“It’s a divisional game and obviously it’s two points,” says Vokoun. “From coaches to players, there’s not really many people left out of the team I played for.”
Vokoun is right. Only six of the players who suited up for the 2010-11 Panthers season opener wore the Florida sweater for this season’s opening night contest.
Florida has new coaches and an entirely new look on the ice.
“We’ll have tapes of them,” says Boudreau, “like we prepare for every other team. It’s something where we haven’t had a chance really to look at them too much yet because we haven’t played them and we’ve had other teams that we’ve had to focus on that we haven’t played yet, either.
“[Monday] we’ll be watching Florida. You know, we do a lot of watching of ourselves to improve ourselves and get our game to where it is and then we worry about the opposition.”
Florida is fresh off a 7-4 spanking of the Lightning in Tampa Bay on Monday. The Panthers spoiled the Bolts’ home opener after Tampa Bay won just one game on a season-opening five-game road trip.
Six of Florida’s seven strikes against the Lightning came via special teams – five on the power play and one shorthanded. Stephen Weiss and Kris Versteeg each scored twice and Brian Campbell had four assists to make a winner out of ex-Caps goalie Jose Theodore.
Florida had the league’s worst power play last season with a success rate of just 13.1 percent. The Cats have already scored eight power play goals this season; they lead the league in that category and are second with a 32% success rate. The Panthers finished last season with just 35 power play goals.
Monday night’s outburst of five power play goals matches a Florida single-game franchise record. The Cats had five power play goals in an Oct. 25, 1996 game against the New York Rangers and matched that feat on Dec. 9, 1998 against Ottawa.
Theodore has started and gone the distance in each of Florida’s four games to date. Whether he gets the net on Tuesday against his former mates in the second of back-to-backs remains to be seen. Freshman Jacob Markstrom is Theodore’s backup.
The 21-year-old Markstrom shares a hometown (Gavle, Sweden) with the Caps’ Backstrom. Markstrom has played just 40 minutes during his NHL career, but is considered Florida’s netminder of the future.
It won’t be much of a surprise if Theodore gets a return call between the pipes on Tuesday in the District. He is 3-1 with a shutout, a 2.47 GAA and a .920 save pct. this season.
“It’s a completely revamped team,” says Boudreau. “To me as a coach, it’s a divisional game.
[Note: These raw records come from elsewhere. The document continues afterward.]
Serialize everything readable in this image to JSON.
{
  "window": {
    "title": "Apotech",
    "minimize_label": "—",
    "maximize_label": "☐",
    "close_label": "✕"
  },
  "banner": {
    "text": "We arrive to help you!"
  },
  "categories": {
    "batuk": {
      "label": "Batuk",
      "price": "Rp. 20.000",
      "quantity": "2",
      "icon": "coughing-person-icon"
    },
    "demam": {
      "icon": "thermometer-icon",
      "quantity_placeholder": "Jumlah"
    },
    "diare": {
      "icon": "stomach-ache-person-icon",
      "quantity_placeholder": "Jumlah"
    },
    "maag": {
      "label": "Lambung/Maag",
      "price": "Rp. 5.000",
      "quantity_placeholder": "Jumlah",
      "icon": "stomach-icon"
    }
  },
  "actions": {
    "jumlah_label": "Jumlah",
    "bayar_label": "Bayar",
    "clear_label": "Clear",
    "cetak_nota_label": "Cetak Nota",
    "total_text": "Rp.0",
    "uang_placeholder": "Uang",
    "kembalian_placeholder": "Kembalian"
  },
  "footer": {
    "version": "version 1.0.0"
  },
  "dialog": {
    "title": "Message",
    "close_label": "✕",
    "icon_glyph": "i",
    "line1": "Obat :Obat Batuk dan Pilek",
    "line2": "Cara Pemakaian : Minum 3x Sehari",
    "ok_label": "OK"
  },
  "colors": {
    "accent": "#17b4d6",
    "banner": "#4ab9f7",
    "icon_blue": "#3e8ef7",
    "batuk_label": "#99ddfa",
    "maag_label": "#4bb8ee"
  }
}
We want to beat our divisional foes.”
“It’s a good test game for us,” says Vokoun. “They’ve been playing well. They’ve won some games, and like we found out last game, there are no easy games in this league.”